• [WHAT NEEDS TO BE DONE]: Provide a verbatim copy of all the records below, leaving the images out.

• [RECORDS PROVIDED]:
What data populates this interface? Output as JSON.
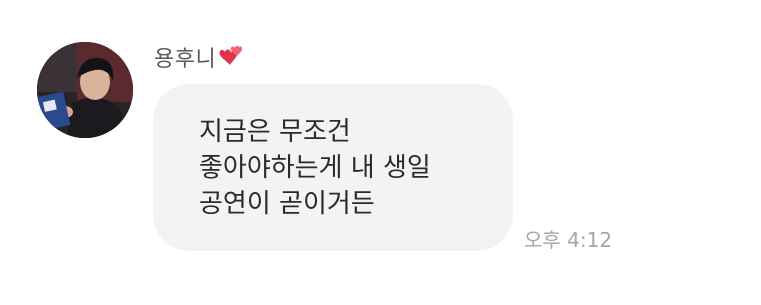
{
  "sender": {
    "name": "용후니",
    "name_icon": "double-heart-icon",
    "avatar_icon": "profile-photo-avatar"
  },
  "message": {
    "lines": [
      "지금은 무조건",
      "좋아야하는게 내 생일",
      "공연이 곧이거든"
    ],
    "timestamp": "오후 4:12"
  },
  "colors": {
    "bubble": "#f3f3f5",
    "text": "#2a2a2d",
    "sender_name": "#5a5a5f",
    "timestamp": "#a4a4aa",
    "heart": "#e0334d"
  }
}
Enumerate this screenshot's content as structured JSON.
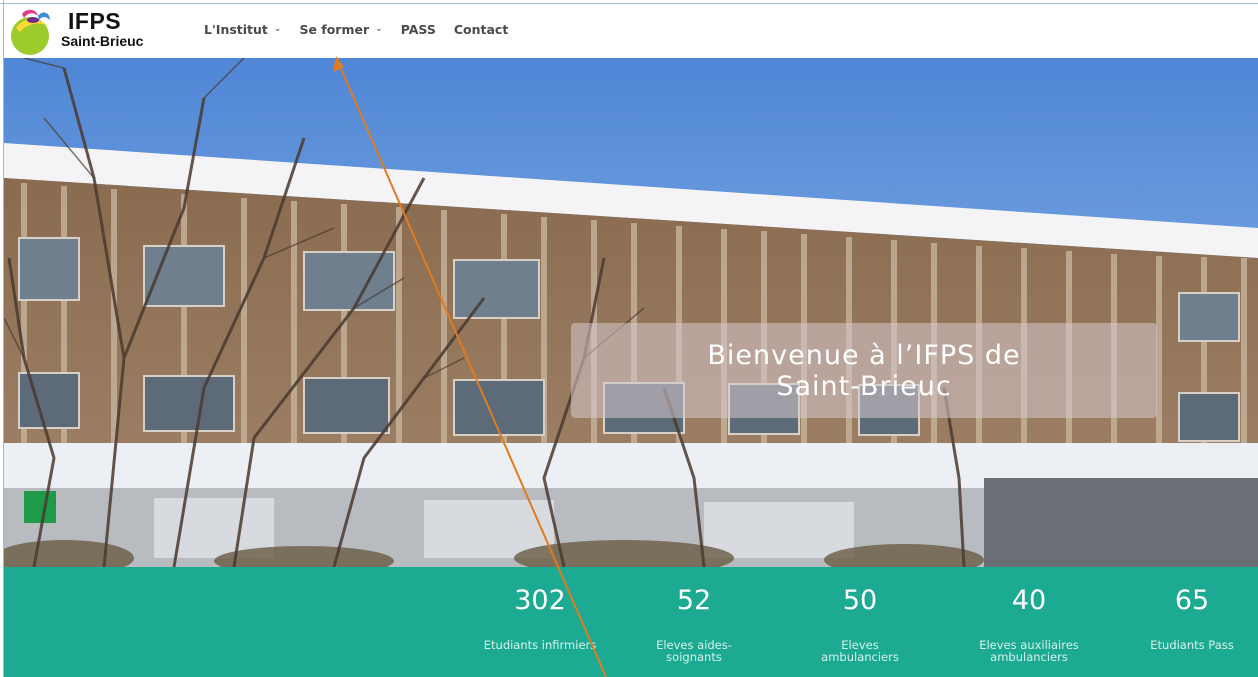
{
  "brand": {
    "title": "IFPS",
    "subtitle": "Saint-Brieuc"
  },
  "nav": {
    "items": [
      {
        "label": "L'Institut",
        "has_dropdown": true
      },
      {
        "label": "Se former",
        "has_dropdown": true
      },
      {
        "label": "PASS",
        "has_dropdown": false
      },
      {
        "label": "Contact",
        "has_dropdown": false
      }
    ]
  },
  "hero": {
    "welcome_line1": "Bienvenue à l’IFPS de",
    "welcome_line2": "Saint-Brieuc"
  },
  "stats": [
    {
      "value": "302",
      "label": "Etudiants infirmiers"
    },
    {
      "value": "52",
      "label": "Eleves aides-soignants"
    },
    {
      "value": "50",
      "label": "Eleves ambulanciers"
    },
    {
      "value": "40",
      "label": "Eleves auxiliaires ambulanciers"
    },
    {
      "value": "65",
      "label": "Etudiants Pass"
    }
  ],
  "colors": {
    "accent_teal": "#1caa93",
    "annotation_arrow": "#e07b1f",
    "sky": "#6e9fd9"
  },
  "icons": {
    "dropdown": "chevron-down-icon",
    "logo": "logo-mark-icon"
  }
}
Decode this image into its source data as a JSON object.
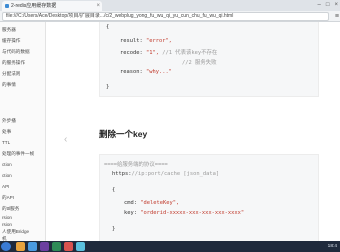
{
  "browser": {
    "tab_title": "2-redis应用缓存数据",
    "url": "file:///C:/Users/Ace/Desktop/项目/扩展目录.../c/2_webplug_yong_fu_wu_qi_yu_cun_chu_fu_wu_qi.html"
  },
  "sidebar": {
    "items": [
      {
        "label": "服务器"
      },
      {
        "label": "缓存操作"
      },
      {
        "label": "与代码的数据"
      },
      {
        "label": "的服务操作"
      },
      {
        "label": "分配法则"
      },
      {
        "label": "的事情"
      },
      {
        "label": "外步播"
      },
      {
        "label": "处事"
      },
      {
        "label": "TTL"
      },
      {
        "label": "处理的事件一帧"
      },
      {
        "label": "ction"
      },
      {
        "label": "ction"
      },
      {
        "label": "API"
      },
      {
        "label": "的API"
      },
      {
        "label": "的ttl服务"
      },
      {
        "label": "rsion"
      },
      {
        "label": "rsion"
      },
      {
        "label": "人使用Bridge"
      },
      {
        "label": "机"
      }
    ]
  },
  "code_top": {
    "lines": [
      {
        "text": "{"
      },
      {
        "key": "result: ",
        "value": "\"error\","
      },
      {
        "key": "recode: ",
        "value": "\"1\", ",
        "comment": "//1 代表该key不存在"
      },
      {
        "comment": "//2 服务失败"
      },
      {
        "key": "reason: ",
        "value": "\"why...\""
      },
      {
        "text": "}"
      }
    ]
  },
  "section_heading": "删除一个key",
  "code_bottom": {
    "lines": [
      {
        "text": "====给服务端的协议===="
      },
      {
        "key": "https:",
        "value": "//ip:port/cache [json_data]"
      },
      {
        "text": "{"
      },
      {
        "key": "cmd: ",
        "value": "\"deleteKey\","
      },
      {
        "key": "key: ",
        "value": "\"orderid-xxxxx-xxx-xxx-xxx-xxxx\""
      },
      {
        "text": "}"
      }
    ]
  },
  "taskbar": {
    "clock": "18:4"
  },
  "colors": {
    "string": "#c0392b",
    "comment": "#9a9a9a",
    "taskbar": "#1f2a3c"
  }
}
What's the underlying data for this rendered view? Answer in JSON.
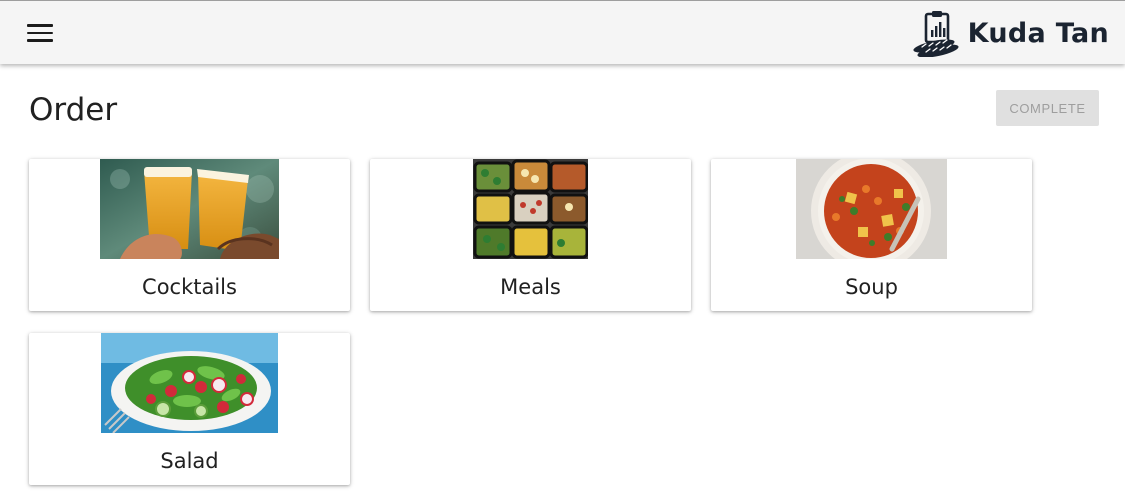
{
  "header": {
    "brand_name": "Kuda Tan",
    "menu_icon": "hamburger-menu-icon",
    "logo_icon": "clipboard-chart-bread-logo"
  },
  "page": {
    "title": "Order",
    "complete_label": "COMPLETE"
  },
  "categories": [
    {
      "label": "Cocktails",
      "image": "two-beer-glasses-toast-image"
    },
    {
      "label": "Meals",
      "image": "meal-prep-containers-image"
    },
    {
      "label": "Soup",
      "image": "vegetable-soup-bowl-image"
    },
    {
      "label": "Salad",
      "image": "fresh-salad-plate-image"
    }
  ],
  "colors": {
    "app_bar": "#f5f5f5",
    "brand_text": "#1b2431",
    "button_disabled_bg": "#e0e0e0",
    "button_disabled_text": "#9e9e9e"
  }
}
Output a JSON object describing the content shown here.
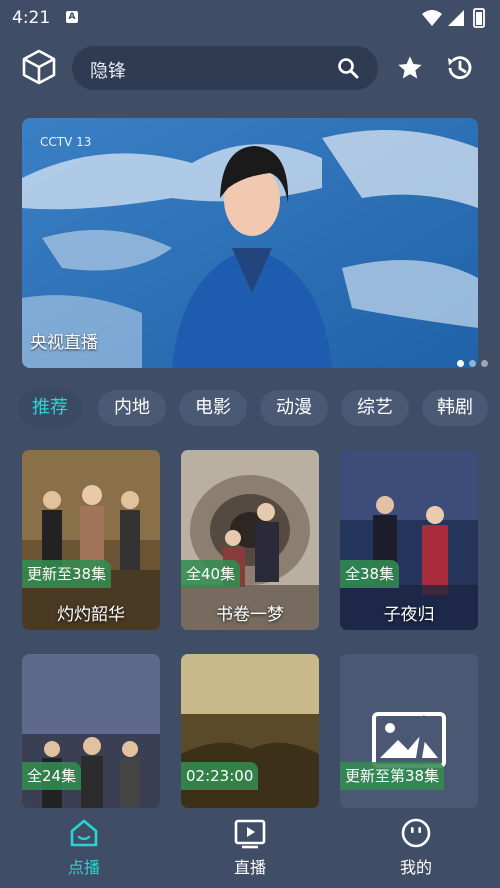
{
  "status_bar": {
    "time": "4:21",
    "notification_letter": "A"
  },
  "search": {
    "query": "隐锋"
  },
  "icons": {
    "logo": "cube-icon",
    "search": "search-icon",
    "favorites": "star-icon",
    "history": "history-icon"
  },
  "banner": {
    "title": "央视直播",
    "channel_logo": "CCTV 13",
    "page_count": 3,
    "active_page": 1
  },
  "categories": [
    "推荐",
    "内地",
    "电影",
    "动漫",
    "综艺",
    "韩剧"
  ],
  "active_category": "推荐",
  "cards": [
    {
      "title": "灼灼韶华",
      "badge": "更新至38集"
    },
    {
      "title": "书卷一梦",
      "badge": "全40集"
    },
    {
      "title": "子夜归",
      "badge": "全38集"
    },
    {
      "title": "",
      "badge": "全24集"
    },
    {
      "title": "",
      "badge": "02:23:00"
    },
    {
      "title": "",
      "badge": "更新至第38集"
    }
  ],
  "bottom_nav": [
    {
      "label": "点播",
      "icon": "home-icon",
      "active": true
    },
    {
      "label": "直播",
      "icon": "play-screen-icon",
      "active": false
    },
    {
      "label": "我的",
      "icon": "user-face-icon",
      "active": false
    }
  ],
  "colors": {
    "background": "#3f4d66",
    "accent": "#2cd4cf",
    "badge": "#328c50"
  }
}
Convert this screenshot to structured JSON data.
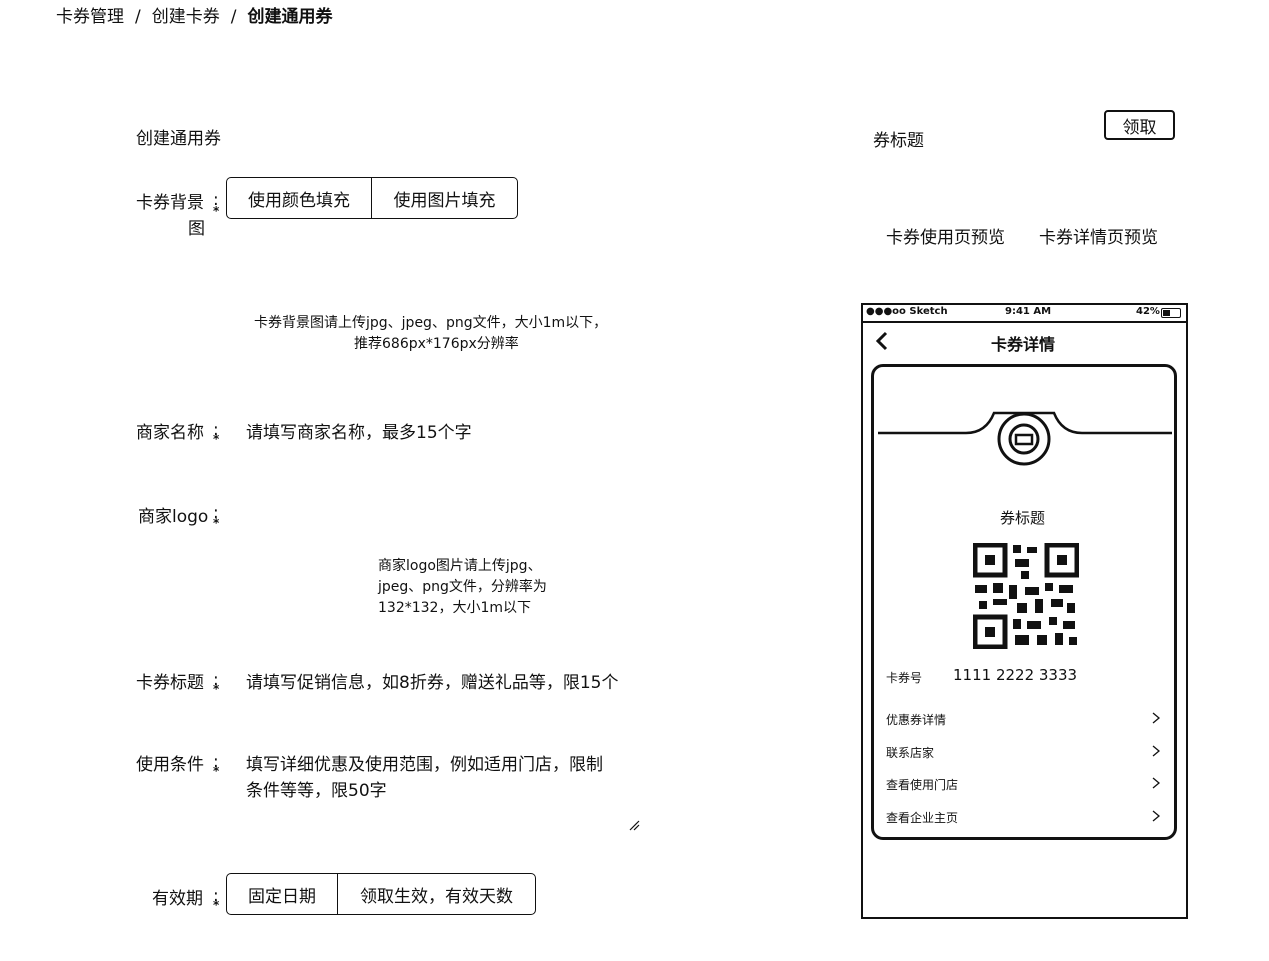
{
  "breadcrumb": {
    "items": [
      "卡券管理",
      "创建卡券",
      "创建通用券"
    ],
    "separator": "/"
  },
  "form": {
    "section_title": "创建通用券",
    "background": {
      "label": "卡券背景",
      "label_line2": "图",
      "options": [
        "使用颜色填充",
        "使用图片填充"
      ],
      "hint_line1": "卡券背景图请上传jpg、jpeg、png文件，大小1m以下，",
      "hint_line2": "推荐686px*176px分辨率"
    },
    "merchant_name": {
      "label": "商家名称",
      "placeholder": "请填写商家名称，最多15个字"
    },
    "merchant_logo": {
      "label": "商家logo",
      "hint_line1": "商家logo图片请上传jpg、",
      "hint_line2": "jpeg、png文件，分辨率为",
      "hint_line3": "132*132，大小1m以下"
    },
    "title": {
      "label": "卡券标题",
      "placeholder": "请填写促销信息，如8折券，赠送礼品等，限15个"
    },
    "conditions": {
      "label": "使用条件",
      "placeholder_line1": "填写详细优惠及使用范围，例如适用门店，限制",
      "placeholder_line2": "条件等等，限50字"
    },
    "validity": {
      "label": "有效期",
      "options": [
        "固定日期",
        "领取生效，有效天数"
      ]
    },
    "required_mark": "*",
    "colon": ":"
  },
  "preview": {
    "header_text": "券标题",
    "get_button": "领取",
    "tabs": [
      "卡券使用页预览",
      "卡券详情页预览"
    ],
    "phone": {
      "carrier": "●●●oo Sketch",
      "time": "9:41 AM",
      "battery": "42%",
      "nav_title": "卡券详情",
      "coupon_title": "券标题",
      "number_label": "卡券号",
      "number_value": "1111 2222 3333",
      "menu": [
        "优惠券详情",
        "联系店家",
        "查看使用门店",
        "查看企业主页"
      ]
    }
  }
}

• [RESULT]:
What data populates this interface? Output as JSON.
{
  "sender": {
    "name": "용후니",
    "name_icon": "double-heart-icon",
    "avatar_icon": "profile-photo-avatar"
  },
  "message": {
    "lines": [
      "지금은 무조건",
      "좋아야하는게 내 생일",
      "공연이 곧이거든"
    ],
    "timestamp": "오후 4:12"
  },
  "colors": {
    "bubble": "#f3f3f5",
    "text": "#2a2a2d",
    "sender_name": "#5a5a5f",
    "timestamp": "#a4a4aa",
    "heart": "#e0334d"
  }
}
Enumerate this screenshot's content as structured JSON.
{
  "brand": {
    "title": "IFPS",
    "subtitle": "Saint-Brieuc"
  },
  "nav": {
    "items": [
      {
        "label": "L'Institut",
        "has_dropdown": true
      },
      {
        "label": "Se former",
        "has_dropdown": true
      },
      {
        "label": "PASS",
        "has_dropdown": false
      },
      {
        "label": "Contact",
        "has_dropdown": false
      }
    ]
  },
  "hero": {
    "welcome_line1": "Bienvenue à l’IFPS de",
    "welcome_line2": "Saint-Brieuc"
  },
  "stats": [
    {
      "value": "302",
      "label": "Etudiants infirmiers"
    },
    {
      "value": "52",
      "label": "Eleves aides-soignants"
    },
    {
      "value": "50",
      "label": "Eleves ambulanciers"
    },
    {
      "value": "40",
      "label": "Eleves auxiliaires ambulanciers"
    },
    {
      "value": "65",
      "label": "Etudiants Pass"
    }
  ],
  "colors": {
    "accent_teal": "#1caa93",
    "annotation_arrow": "#e07b1f",
    "sky": "#6e9fd9"
  },
  "icons": {
    "dropdown": "chevron-down-icon",
    "logo": "logo-mark-icon"
  }
}
Decode this image into its source data as a JSON object.
{
  "browser": {
    "tab_title": "2-redis应用缓存数据",
    "url": "file:///C:/Users/Ace/Desktop/项目/扩展目录.../c/2_webplug_yong_fu_wu_qi_yu_cun_chu_fu_wu_qi.html"
  },
  "sidebar": {
    "items": [
      {
        "label": "服务器"
      },
      {
        "label": "缓存操作"
      },
      {
        "label": "与代码的数据"
      },
      {
        "label": "的服务操作"
      },
      {
        "label": "分配法则"
      },
      {
        "label": "的事情"
      },
      {
        "label": "外步播"
      },
      {
        "label": "处事"
      },
      {
        "label": "TTL"
      },
      {
        "label": "处理的事件一帧"
      },
      {
        "label": "ction"
      },
      {
        "label": "ction"
      },
      {
        "label": "API"
      },
      {
        "label": "的API"
      },
      {
        "label": "的ttl服务"
      },
      {
        "label": "rsion"
      },
      {
        "label": "rsion"
      },
      {
        "label": "人使用Bridge"
      },
      {
        "label": "机"
      }
    ]
  },
  "code_top": {
    "lines": [
      {
        "text": "{"
      },
      {
        "key": "result: ",
        "value": "\"error\","
      },
      {
        "key": "recode: ",
        "value": "\"1\", ",
        "comment": "//1 代表该key不存在"
      },
      {
        "comment": "//2 服务失败"
      },
      {
        "key": "reason: ",
        "value": "\"why...\""
      },
      {
        "text": "}"
      }
    ]
  },
  "section_heading": "删除一个key",
  "code_bottom": {
    "lines": [
      {
        "text": "====给服务端的协议===="
      },
      {
        "key": "https:",
        "value": "//ip:port/cache [json_data]"
      },
      {
        "text": "{"
      },
      {
        "key": "cmd: ",
        "value": "\"deleteKey\","
      },
      {
        "key": "key: ",
        "value": "\"orderid-xxxxx-xxx-xxx-xxx-xxxx\""
      },
      {
        "text": "}"
      }
    ]
  },
  "taskbar": {
    "clock": "18:4"
  },
  "colors": {
    "string": "#c0392b",
    "comment": "#9a9a9a",
    "taskbar": "#1f2a3c"
  }
}
What's the underlying data for this rendered view? Answer in JSON.
{
  "header": {
    "brand_name": "Kuda Tan",
    "menu_icon": "hamburger-menu-icon",
    "logo_icon": "clipboard-chart-bread-logo"
  },
  "page": {
    "title": "Order",
    "complete_label": "COMPLETE"
  },
  "categories": [
    {
      "label": "Cocktails",
      "image": "two-beer-glasses-toast-image"
    },
    {
      "label": "Meals",
      "image": "meal-prep-containers-image"
    },
    {
      "label": "Soup",
      "image": "vegetable-soup-bowl-image"
    },
    {
      "label": "Salad",
      "image": "fresh-salad-plate-image"
    }
  ],
  "colors": {
    "app_bar": "#f5f5f5",
    "brand_text": "#1b2431",
    "button_disabled_bg": "#e0e0e0",
    "button_disabled_text": "#9e9e9e"
  }
}
Output a JSON object describing the content shown here.
{
  "status_bar": {
    "time": "4:21",
    "notification_letter": "A"
  },
  "search": {
    "query": "隐锋"
  },
  "icons": {
    "logo": "cube-icon",
    "search": "search-icon",
    "favorites": "star-icon",
    "history": "history-icon"
  },
  "banner": {
    "title": "央视直播",
    "channel_logo": "CCTV 13",
    "page_count": 3,
    "active_page": 1
  },
  "categories": [
    "推荐",
    "内地",
    "电影",
    "动漫",
    "综艺",
    "韩剧"
  ],
  "active_category": "推荐",
  "cards": [
    {
      "title": "灼灼韶华",
      "badge": "更新至38集"
    },
    {
      "title": "书卷一梦",
      "badge": "全40集"
    },
    {
      "title": "子夜归",
      "badge": "全38集"
    },
    {
      "title": "",
      "badge": "全24集"
    },
    {
      "title": "",
      "badge": "02:23:00"
    },
    {
      "title": "",
      "badge": "更新至第38集"
    }
  ],
  "bottom_nav": [
    {
      "label": "点播",
      "icon": "home-icon",
      "active": true
    },
    {
      "label": "直播",
      "icon": "play-screen-icon",
      "active": false
    },
    {
      "label": "我的",
      "icon": "user-face-icon",
      "active": false
    }
  ],
  "colors": {
    "background": "#3f4d66",
    "accent": "#2cd4cf",
    "badge": "#328c50"
  }
}
Convert this screenshot to structured JSON data.
{
  "breadcrumb": {
    "items": [
      "卡券管理",
      "创建卡券",
      "创建通用券"
    ],
    "separator": "/"
  },
  "form": {
    "section_title": "创建通用券",
    "background": {
      "label": "卡券背景",
      "label_line2": "图",
      "options": [
        "使用颜色填充",
        "使用图片填充"
      ],
      "hint_line1": "卡券背景图请上传jpg、jpeg、png文件，大小1m以下，",
      "hint_line2": "推荐686px*176px分辨率"
    },
    "merchant_name": {
      "label": "商家名称",
      "placeholder": "请填写商家名称，最多15个字"
    },
    "merchant_logo": {
      "label": "商家logo",
      "hint_line1": "商家logo图片请上传jpg、",
      "hint_line2": "jpeg、png文件，分辨率为",
      "hint_line3": "132*132，大小1m以下"
    },
    "title": {
      "label": "卡券标题",
      "placeholder": "请填写促销信息，如8折券，赠送礼品等，限15个"
    },
    "conditions": {
      "label": "使用条件",
      "placeholder_line1": "填写详细优惠及使用范围，例如适用门店，限制",
      "placeholder_line2": "条件等等，限50字"
    },
    "validity": {
      "label": "有效期",
      "options": [
        "固定日期",
        "领取生效，有效天数"
      ]
    },
    "required_mark": "*",
    "colon": ":"
  },
  "preview": {
    "header_text": "券标题",
    "get_button": "领取",
    "tabs": [
      "卡券使用页预览",
      "卡券详情页预览"
    ],
    "phone": {
      "carrier": "●●●oo Sketch",
      "time": "9:41 AM",
      "battery": "42%",
      "nav_title": "卡券详情",
      "coupon_title": "券标题",
      "number_label": "卡券号",
      "number_value": "1111 2222 3333",
      "menu": [
        "优惠券详情",
        "联系店家",
        "查看使用门店",
        "查看企业主页"
      ]
    }
  }
}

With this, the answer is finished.